The most famous wine from Hungary has a long and valued tradition. For publication in week starting Monday 21 March 2016.
Hungary’s most famous wine, tokaji, is made in the north-east corner of the country in the region known as Tokaj. For centuries tokaji was considered one of the world’s great wines. King Louis XIV of France famously pronounced it to be the “wine of kings, and king of wines”.
For centuries tokaji was the world’s most expensive sweet wine, made by a process known as “noble rot” or botrytis. Records dated as early as 1650 show its high reputation well before botrytised wines were made in Sauternes and the Rheingau, the birthplaces respectively of great sweet wines in France and Germany.
The Tokaj region has long and warm autumns with mists that foster the fungus that dehydrates grapes, producing concentrated juice.The Hungarian word for botrytised grapes is “aszú” and you will see this on labels. Berries are individually picked as late as mid-November in buckets known as “puttonyos” and crushed into a paste. This paste is added to grape juice made from a mix of Furmint, Muscat Blanc and sometimes Zeta grapes.
Traditionally tokaji is aged in a similar way to sherry under a film of yeast, in partly filled barrels in cellars cut into the soft volcanic rock of the region known as tuff. Thick blankets of fungus in the cellars regulate temperatures and humidity. Wine guru Jancis Robinson MW notes that some modern producers make their wines in a less oxidative style resulting in “much debate as to which style or exact method of winemaking is more traditional or desirable”.
Tokaji ranges from dry to very sweet and has a range of labels. Szamorodni refers to wines made without noble rot and can be dry or sweet. Botrytis affected wines are labeled “aszú” with 3, 4, 5 or 6 puttonyos to describe the level of sweetness. A puttonyo refers to the Hungarian measure for the sweetness of the grape paste before the slow second fermentation, with 6 the sweetest and generally the most expensive.
A rare and expensive form of tokaji known as Eszencia is made from tiny amounts of free-run juice from botrytised grapes used to make the aszú paste. Yeasts work slowly because the sugar content is so high, and these wines continue to ferment in cask for years.
The Romans brought wine to Hungary and by the fifth century after Christ official records showed extensive vineyards throughout the country. Hungary currently has about 64,000 hectares under vine in 22 regions. About two in three bottles produced are white.
Some Tokaj producers have started to make dry wines because prices for tokaji vary considerably. They mostly use the region’s main grape variety, Furmint. These wines can be delightful, and are also age-worthy.

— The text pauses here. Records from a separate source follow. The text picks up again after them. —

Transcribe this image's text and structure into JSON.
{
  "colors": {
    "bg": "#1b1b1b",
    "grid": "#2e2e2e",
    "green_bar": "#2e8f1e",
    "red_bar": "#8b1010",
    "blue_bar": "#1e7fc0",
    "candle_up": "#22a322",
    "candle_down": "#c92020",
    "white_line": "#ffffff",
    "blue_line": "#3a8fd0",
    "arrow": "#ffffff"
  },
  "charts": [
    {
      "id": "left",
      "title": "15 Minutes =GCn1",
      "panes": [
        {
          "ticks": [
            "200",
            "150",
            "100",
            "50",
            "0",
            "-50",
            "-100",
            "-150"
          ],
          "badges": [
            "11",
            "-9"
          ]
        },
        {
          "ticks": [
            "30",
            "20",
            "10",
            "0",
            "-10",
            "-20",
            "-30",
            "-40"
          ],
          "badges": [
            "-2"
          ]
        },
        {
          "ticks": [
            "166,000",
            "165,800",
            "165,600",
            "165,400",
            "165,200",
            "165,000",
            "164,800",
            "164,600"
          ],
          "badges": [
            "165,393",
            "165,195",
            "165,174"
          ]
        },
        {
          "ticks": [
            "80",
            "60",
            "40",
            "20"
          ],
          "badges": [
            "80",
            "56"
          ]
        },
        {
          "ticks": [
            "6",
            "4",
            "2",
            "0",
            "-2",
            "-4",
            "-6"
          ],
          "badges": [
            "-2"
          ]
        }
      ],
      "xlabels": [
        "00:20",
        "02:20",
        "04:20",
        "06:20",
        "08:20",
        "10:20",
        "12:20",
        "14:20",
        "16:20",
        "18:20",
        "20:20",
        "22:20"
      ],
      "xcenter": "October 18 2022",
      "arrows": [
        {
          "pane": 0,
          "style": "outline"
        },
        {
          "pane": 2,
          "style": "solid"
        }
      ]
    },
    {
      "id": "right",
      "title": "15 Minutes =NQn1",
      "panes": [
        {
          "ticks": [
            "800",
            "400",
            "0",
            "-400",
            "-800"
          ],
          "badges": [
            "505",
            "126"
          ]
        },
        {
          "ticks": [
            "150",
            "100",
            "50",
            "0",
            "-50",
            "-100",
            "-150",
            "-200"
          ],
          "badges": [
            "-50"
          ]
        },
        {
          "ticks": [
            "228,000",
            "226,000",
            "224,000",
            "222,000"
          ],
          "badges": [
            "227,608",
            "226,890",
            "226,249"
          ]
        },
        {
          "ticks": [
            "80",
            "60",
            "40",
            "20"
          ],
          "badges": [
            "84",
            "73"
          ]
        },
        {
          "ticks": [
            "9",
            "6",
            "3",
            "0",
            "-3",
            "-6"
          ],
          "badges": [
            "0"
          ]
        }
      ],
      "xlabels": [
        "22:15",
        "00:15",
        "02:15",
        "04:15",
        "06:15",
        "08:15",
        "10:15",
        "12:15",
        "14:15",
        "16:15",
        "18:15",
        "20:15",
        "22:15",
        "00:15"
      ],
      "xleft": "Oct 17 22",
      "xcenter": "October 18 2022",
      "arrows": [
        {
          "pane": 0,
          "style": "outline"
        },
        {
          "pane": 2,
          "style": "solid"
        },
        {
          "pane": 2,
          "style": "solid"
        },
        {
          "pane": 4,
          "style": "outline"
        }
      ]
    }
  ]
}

A tasting in London this month of Hungarian wines showed how the industry has developed in recent years. While tokaji will always be king, some Hungarian dry wines impressed. First we need to consider the naming and labeling system, which can be confusing to the uninitiated. Olaszrizling is the Hungarian equivalent of Welschriesling in nearby Austria and it grows in all 22 regions except Tokaj. Szürkebarátis is the Hungarian name for France’s Pinot Gris and means “gray friar,” in honour of the Burgundy monks who first cultivated it; Tramini is Traminer.
Kadarka was once Hungary’s signature red grape and is still found in most regions, but growers have increasingly planted internationally varieties such as Cabernet Sauvignon, Merlot and Pinot Noir. A Serbian tribe called the Rac are believed to have introduced Kadarka in the sixteenth century. It is typically high in acid and low in tannin with chocolate and cherry notes, and is one of the few red grapes made into aszu wine.

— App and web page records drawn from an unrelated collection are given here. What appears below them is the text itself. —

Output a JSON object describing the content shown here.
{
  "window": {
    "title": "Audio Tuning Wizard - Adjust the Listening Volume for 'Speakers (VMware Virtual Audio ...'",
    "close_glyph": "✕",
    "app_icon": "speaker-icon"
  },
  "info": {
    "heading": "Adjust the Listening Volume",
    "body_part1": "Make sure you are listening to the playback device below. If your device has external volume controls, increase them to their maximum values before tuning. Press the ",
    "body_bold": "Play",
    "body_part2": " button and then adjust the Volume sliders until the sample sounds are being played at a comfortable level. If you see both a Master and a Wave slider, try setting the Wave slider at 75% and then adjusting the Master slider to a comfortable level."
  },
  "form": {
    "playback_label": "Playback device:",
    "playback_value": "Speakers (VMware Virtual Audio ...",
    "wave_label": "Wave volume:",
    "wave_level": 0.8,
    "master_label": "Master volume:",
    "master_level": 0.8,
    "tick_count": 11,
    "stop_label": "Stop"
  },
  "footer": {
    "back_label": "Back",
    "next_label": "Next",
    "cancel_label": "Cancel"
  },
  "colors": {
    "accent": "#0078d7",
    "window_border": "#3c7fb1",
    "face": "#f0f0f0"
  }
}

Kékfrankos is sometimes called Nagyburgundi. It makes fine wines with hints of pepper and cherries. Kékoportó is an early-ripening variety with low acid and soft tannins offering floral aromas.
Two of the outstanding tokaji at the London tasting included the 1998 Orosz Gabor 6 puttonyos and the Barta 2010 6 puttonyos. The former had wondrous length, like rich marmalade on burnt toast plus a subtle oak influence like expensive lingerie made from the beautiful lace in Hungary. The oak provided vanilla tang. This 1998 was amber in colour yet could still be drinking well in 30-40 years.
The other tokaji is young but showed magnificently, its flavours lingering for what seemed like an eternity. It is only 9 per cent alcohol, making it a wine one could drink over an entire evening without any next day regrets. The integration of acid and fruit was quite remarkable and it is a bargain compared with a Sauternes. This is another wine that would last for decades.
Laszlo Szeremley of Szeremley Birtok (estate in English) presented some of his wines. The estate is near Lake Balaton, the biggest lake in Central Europe. Winemaking started there in Roman times. The Szeremley 2015 Olaszrizling was fresh and zingy. This late ripening variety gets lots sun near the end of harvest in September but is only 12 per cent alcohol.
The 2014 Szeremley Rizling was another delicate, fresh and fruity wine, a blend of 66 per cent Olaszrizling with the balance Rhine Riesling. It is aged in old 2000-litre oak barrels for six months. The oak balances the wine’s natural mineral streak.
The 2014 Szeremley Kékfrankos is a well-balanced red with plenty of acid zing and a grapefruit tang, plus delicate aromas of dried rose petals. The 2006 Szeremley Kékfrankos shows how this wine and grape variety ages. It offered a more intense nose of those same rose petals with a pale hue in the glass liked an aged pinot.